About this paper:
Appears in: EDULEARN18 Proceedings
Publication year: 2018
Pages: 6915-6921
ISBN: 978-84-09-02709-5
ISSN: 2340-1117
doi: 10.21125/edulearn.2018.1635
Conference name: 10th International Conference on Education and New Learning Technologies
Dates: 2-4 July, 2018
Location: Palma, Spain

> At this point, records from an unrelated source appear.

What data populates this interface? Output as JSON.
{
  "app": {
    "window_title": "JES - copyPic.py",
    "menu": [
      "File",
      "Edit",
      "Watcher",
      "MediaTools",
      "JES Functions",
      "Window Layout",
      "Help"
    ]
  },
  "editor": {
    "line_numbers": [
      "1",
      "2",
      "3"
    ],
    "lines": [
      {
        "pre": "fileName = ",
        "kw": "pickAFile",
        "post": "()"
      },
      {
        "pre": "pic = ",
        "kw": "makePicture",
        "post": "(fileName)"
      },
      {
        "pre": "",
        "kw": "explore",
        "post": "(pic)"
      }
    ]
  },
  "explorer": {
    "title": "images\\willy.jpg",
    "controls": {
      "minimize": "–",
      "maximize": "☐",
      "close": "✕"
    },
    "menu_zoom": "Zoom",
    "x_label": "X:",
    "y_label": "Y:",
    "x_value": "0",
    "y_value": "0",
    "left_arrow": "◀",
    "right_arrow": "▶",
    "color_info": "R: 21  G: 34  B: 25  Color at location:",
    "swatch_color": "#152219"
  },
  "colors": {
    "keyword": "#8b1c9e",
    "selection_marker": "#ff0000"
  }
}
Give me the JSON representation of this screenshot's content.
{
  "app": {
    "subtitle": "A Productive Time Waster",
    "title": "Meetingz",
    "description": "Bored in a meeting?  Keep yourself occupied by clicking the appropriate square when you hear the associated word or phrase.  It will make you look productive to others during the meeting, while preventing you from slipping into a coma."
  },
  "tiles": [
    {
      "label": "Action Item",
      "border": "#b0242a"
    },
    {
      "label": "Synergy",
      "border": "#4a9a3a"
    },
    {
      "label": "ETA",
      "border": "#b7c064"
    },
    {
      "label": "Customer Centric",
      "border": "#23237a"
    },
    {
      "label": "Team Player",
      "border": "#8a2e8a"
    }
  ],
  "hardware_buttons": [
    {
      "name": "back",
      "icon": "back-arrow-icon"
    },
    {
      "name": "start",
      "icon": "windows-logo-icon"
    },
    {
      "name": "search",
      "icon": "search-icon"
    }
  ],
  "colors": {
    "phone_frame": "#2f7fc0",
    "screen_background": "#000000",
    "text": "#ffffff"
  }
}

Considered not only the oldest but also the ‘mother of all sciences’ (Rather, 2004, Hansson, 2008), Philosophy is a discipline which performs a critical examination of fundamental concepts and principles (Findlay, 2005) that structure reality and its different dimensions, questioning the nature of knowledge, truth, ethics or existence. The main competences that Philosophy degrees tend to enhance are the ability to reason effectively and form coherent arguments, to write persuasively or to improve logical and critical thinking. Many disciplines taught currently in higher education follow common understandings and points of reference produced in order to promote quality and convergent learning outcomes across Europe. That is the case of TUNING Educational Structures, a project that links the political objectives of the Bologna Process and of the Lisbon Strategy. Tuning has developed as an approach to (re-)designing, develop, implement, evaluate and enhance quality in degree programmes to assure recognition, focusing on many subject areas. Philosophy is not among those subject areas, although it may be included in humanitarian studies. The HUMART project identify common denominators in the academic sectors of Humanities and the Arts (Tuning 2012). As a result, a Sectoral Qualifications Framework for Humanities & Arts was produced and focused on the 8 dimensions – the Human Being, Cultures and Societies, Texts and Contexts, Theories and Concepts, Interdisciplinary, Communication, Initiative and Creativity, Professional Development – organised according to the categories of Knowledge, Skills and Competence. Based on this theoretical framework, this study aims to analyse how learning outcomes are defined on philosophy programs submitted to quality accreditation by Portuguese Higher Education Institutions, since 2009. Using a qualitative methodology, learning outcomes were semantically analysed, according to a competence matrix. In general, results suggest that philosophy programs reveal a greater prominence on critical thinking (14%), oral and written communication skills (11% and 9%) as well as information management skills (7%). In turn, competences such as decision-making, leadership, team-work, innovation or entrepreneurship are not mentioned as an expected learning outcome to be achieve by philosophy graduates. Some implications to practice need to be debated, comparing these results with the dimensions valued by HUMART project and contributing for understanding what (really) matters in philosophy curriculum.
Philosophy, learning outcomes, competences.